#### WORK ORDER:
Nothing but an exact repetition of the entries should appear in the answer.

DATA EXTRACT START

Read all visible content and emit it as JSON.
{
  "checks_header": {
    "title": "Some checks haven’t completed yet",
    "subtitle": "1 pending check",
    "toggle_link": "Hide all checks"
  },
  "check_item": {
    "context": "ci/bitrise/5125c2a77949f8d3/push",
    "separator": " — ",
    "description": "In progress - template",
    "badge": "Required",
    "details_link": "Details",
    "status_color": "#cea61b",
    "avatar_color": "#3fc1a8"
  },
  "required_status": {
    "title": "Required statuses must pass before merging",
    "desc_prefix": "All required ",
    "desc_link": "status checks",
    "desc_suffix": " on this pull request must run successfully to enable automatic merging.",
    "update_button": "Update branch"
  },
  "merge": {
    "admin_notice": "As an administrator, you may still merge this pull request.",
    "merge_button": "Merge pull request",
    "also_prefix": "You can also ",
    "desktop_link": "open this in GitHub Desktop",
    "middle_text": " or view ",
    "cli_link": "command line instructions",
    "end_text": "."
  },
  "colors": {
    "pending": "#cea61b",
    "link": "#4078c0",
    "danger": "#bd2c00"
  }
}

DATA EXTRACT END

#### EXPECTED OUTPUT:
Read all visible content and emit it as JSON.
{
  "checks_header": {
    "title": "Some checks haven’t completed yet",
    "subtitle": "1 pending check",
    "toggle_link": "Hide all checks"
  },
  "check_item": {
    "context": "ci/bitrise/5125c2a77949f8d3/push",
    "separator": " — ",
    "description": "In progress - template",
    "badge": "Required",
    "details_link": "Details",
    "status_color": "#cea61b",
    "avatar_color": "#3fc1a8"
  },
  "required_status": {
    "title": "Required statuses must pass before merging",
    "desc_prefix": "All required ",
    "desc_link": "status checks",
    "desc_suffix": " on this pull request must run successfully to enable automatic merging.",
    "update_button": "Update branch"
  },
  "merge": {
    "admin_notice": "As an administrator, you may still merge this pull request.",
    "merge_button": "Merge pull request",
    "also_prefix": "You can also ",
    "desktop_link": "open this in GitHub Desktop",
    "middle_text": " or view ",
    "cli_link": "command line instructions",
    "end_text": "."
  },
  "colors": {
    "pending": "#cea61b",
    "link": "#4078c0",
    "danger": "#bd2c00"
  }
}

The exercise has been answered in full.